The Dr Pepper Ballpark has a versatile 10,600-seat stadium, which opened in 2003, that hosts baseball games, charity events, wedding receptions, church services and city events. It averages an annual attendance of 700,000 and was voted the nation’s best new ballpark in 2003.

One critical factor in the creation of both parks was the use of tax increment financing (TIFs), similar to the tax allocation districts (TADs) that will be on the ballot for several Gwinnett cities in November. TADs are an essential tool to revitalize specific areas and improve residents’ quality of life assets, from roads to facilities and more.

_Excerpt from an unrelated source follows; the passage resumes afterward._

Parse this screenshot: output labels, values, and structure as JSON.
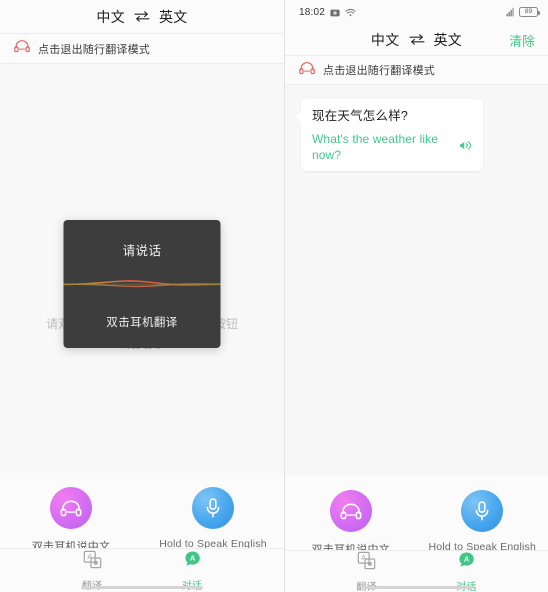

K-12 EDUCATION: The Plano Independent School District (PISD) is Collin County’s largest, most mature, and most diverse school system. Critical to the district’s success is its strong partnership with the city in addressing their mutual needs. Both Plano and PISD benefit from the joint use of public facilities, collaboration on financing capital projects, and ongoing planning sessions, which provide for a strong link between economic development and K-12 education in Collin County. Attracting and keeping good school leaders is a must for both Plano and Gwinnett. Both systems use an “academy” approach to preparing principals in their succession planning initiatives. They also face similar challenges in increasing the diversity of their workforces to reflect the student populations. We learned about PISD’s best practices in these areas, as well as its community-supported strategy for increasing the graduation rate and enhancing the financial resources of the system through Plano’s education foundation.

ECONOMIC DEVELOPMENT: Nearly 20 years ago, the Richardson Economic Development Partnership began branding and marketing the Telecom Corridor®, one of the highest concentrations of high-tech companies in the world. Gwinnett is well-positioned to create and market a similar concept here. Similar to Richardson, we have access to higher education and an existing knowledge-based workforce; an existing cluster of high-tech industries; and an environment to nurture entrepreneurial development and grow startups into successful companies. In addition, a strong recruitment and business retention strategy was implemented to create quality jobs in their targeted industries.

TRANSPORTATION: While communities like Gwinnett, Atlanta and others have seen their average commute times grow, Collin County’s has fallen between 2000 and 2006, despite similar growth rates. A major factor is the North Texas Tollway Authority (NTTA). Last month, they opened a 10-mile stretch of the North Dallas Tollway after just 5 years of planning and construction, and recently completed 30 miles of the George W Bush Turnpike (the metroplex’s fourth outer loop) in just 10 years. The NTTA has also re-invested nearly $5 billion back in to other local transportation improvements. The construction of the Tollway and Bush Turnpike has also added almost $2.6 billion to the regional economy.

REVITALIZATION: The most mature community, Plano, is currently retrofitting and redeveloping urban centers to meet the needs of new populations. When considering Gwinnett’s future planning strategies, Plano shared that density is positive; separating uses is not always necessary; size and scale create appropriate relationships; urban and suburban settings can coexist; and gathering places and focal points build community. Only time will tell what ideas and visions were stirred on this visit and how they might impact Gwinnett’s future. While different in many ways, the visit showed one thing that both Collin and Gwinnett County have in common – an unmatched “can do” attitude led by the public-private community and its Partnership Gwinnett vision for the future.